▶ _Your goal_
Retype the entries below word for word, leaving none out.

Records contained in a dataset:
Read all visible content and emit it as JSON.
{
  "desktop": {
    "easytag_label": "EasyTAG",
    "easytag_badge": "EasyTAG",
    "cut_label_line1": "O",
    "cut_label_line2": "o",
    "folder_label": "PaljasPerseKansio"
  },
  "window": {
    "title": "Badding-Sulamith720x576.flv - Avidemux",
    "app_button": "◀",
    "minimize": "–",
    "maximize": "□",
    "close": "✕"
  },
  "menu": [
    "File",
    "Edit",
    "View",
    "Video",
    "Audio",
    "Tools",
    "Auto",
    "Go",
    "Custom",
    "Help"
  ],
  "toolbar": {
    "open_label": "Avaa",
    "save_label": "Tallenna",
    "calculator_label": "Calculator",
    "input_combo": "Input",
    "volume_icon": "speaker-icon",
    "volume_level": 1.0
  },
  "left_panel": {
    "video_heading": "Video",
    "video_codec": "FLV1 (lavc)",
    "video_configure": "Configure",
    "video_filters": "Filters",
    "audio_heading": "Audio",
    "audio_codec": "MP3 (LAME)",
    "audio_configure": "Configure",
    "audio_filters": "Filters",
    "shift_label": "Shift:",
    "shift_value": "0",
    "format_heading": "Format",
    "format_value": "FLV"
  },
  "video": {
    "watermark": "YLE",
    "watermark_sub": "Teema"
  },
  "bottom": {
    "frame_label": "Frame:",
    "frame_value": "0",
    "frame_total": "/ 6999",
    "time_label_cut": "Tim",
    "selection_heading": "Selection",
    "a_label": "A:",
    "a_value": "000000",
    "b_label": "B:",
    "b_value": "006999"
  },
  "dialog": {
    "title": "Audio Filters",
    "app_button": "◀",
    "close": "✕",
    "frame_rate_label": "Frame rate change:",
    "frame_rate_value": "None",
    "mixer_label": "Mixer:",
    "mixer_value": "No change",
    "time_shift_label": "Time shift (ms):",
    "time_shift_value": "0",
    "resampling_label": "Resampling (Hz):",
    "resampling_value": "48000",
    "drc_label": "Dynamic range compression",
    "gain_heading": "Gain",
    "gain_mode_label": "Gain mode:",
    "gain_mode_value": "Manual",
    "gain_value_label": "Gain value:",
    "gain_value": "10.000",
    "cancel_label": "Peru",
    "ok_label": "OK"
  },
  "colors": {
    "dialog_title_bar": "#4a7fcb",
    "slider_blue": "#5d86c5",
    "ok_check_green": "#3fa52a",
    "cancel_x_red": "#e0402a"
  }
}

▶ _Reply to the task_
Read all visible content and emit it as JSON.
{
  "desktop": {
    "easytag_label": "EasyTAG",
    "easytag_badge": "EasyTAG",
    "cut_label_line1": "O",
    "cut_label_line2": "o",
    "folder_label": "PaljasPerseKansio"
  },
  "window": {
    "title": "Badding-Sulamith720x576.flv - Avidemux",
    "app_button": "◀",
    "minimize": "–",
    "maximize": "□",
    "close": "✕"
  },
  "menu": [
    "File",
    "Edit",
    "View",
    "Video",
    "Audio",
    "Tools",
    "Auto",
    "Go",
    "Custom",
    "Help"
  ],
  "toolbar": {
    "open_label": "Avaa",
    "save_label": "Tallenna",
    "calculator_label": "Calculator",
    "input_combo": "Input",
    "volume_icon": "speaker-icon",
    "volume_level": 1.0
  },
  "left_panel": {
    "video_heading": "Video",
    "video_codec": "FLV1 (lavc)",
    "video_configure": "Configure",
    "video_filters": "Filters",
    "audio_heading": "Audio",
    "audio_codec": "MP3 (LAME)",
    "audio_configure": "Configure",
    "audio_filters": "Filters",
    "shift_label": "Shift:",
    "shift_value": "0",
    "format_heading": "Format",
    "format_value": "FLV"
  },
  "video": {
    "watermark": "YLE",
    "watermark_sub": "Teema"
  },
  "bottom": {
    "frame_label": "Frame:",
    "frame_value": "0",
    "frame_total": "/ 6999",
    "time_label_cut": "Tim",
    "selection_heading": "Selection",
    "a_label": "A:",
    "a_value": "000000",
    "b_label": "B:",
    "b_value": "006999"
  },
  "dialog": {
    "title": "Audio Filters",
    "app_button": "◀",
    "close": "✕",
    "frame_rate_label": "Frame rate change:",
    "frame_rate_value": "None",
    "mixer_label": "Mixer:",
    "mixer_value": "No change",
    "time_shift_label": "Time shift (ms):",
    "time_shift_value": "0",
    "resampling_label": "Resampling (Hz):",
    "resampling_value": "48000",
    "drc_label": "Dynamic range compression",
    "gain_heading": "Gain",
    "gain_mode_label": "Gain mode:",
    "gain_mode_value": "Manual",
    "gain_value_label": "Gain value:",
    "gain_value": "10.000",
    "cancel_label": "Peru",
    "ok_label": "OK"
  },
  "colors": {
    "dialog_title_bar": "#4a7fcb",
    "slider_blue": "#5d86c5",
    "ok_check_green": "#3fa52a",
    "cancel_x_red": "#e0402a"
  }
}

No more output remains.